**Data about app and page elements:**
|---|

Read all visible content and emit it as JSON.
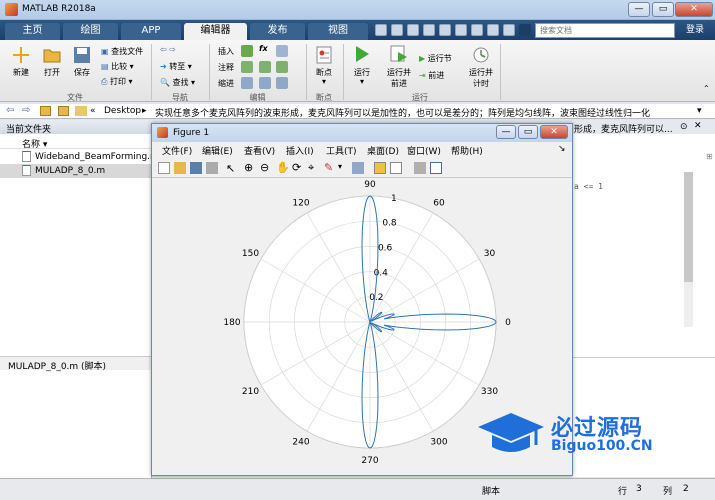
{
  "window": {
    "title": "MATLAB R2018a"
  },
  "tabs": [
    "主页",
    "绘图",
    "APP",
    "编辑器",
    "发布",
    "视图"
  ],
  "search": {
    "placeholder": "搜索文档"
  },
  "login_label": "登录",
  "toolstrip": {
    "file": {
      "new": "新建",
      "open": "打开",
      "save": "保存",
      "find_files": "查找文件",
      "compare": "比较",
      "print": "打印",
      "group": "文件"
    },
    "nav": {
      "goto": "转至",
      "find": "查找",
      "group": "导航"
    },
    "edit": {
      "insert": "插入",
      "comment": "注释",
      "indent": "缩进",
      "fx": "fx",
      "group": "编辑"
    },
    "breakpoints": {
      "label": "断点",
      "group": "断点"
    },
    "run": {
      "run": "运行",
      "run_advance": "运行并\n前进",
      "run_section": "运行节",
      "advance": "前进",
      "run_time": "运行并\n计时",
      "group": "运行"
    }
  },
  "address": {
    "path": "Desktop",
    "breadcrumb_prefix": "«",
    "message": "实现任意多个麦克风阵列的波束形成，麦克风阵列可以是加性的，也可以是差分的；阵列是均匀线阵，波束图经过线性归一化"
  },
  "current_folder": {
    "header": "当前文件夹",
    "col_name": "名称 ▾",
    "files": [
      "Wideband_BeamForming.m",
      "MULADP_8_0.m"
    ],
    "details": "MULADP_8_0.m  (脚本)"
  },
  "editor_peek": {
    "line1": "形成，麦克风阵列可以...",
    "code_frag": "a <= 1"
  },
  "status": {
    "script": "脚本",
    "row_label": "行",
    "row_value": "3",
    "col_label": "列",
    "col_value": "2"
  },
  "figure": {
    "title": "Figure 1",
    "menu": [
      "文件(F)",
      "编辑(E)",
      "查看(V)",
      "插入(I)",
      "工具(T)",
      "桌面(D)",
      "窗口(W)",
      "帮助(H)"
    ]
  },
  "chart_data": {
    "type": "polar",
    "angle_labels": [
      "0",
      "30",
      "60",
      "90",
      "120",
      "150",
      "180",
      "210",
      "240",
      "270",
      "300",
      "330"
    ],
    "radial_labels": [
      "0.2",
      "0.4",
      "0.6",
      "0.8",
      "1"
    ],
    "rlim": [
      0,
      1
    ],
    "grid": true,
    "series": [
      {
        "description": "beam pattern",
        "color": "#2e74b5",
        "lobes": [
          {
            "theta_deg": 0,
            "r": 1.0
          },
          {
            "theta_deg": 90,
            "r": 1.0
          },
          {
            "theta_deg": 270,
            "r": 1.0
          },
          {
            "theta_deg": 18,
            "r": 0.2
          },
          {
            "theta_deg": 342,
            "r": 0.2
          },
          {
            "theta_deg": 40,
            "r": 0.12
          },
          {
            "theta_deg": 320,
            "r": 0.12
          }
        ]
      }
    ]
  },
  "watermark": {
    "line1": "必过源码",
    "line2": "Biguo100.CN",
    "color": "#1e6fd9"
  },
  "colors": {
    "accent": "#2d5685",
    "plot_line": "#2e74b5"
  }
}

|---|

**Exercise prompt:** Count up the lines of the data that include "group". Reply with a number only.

**Exercise answer:** 5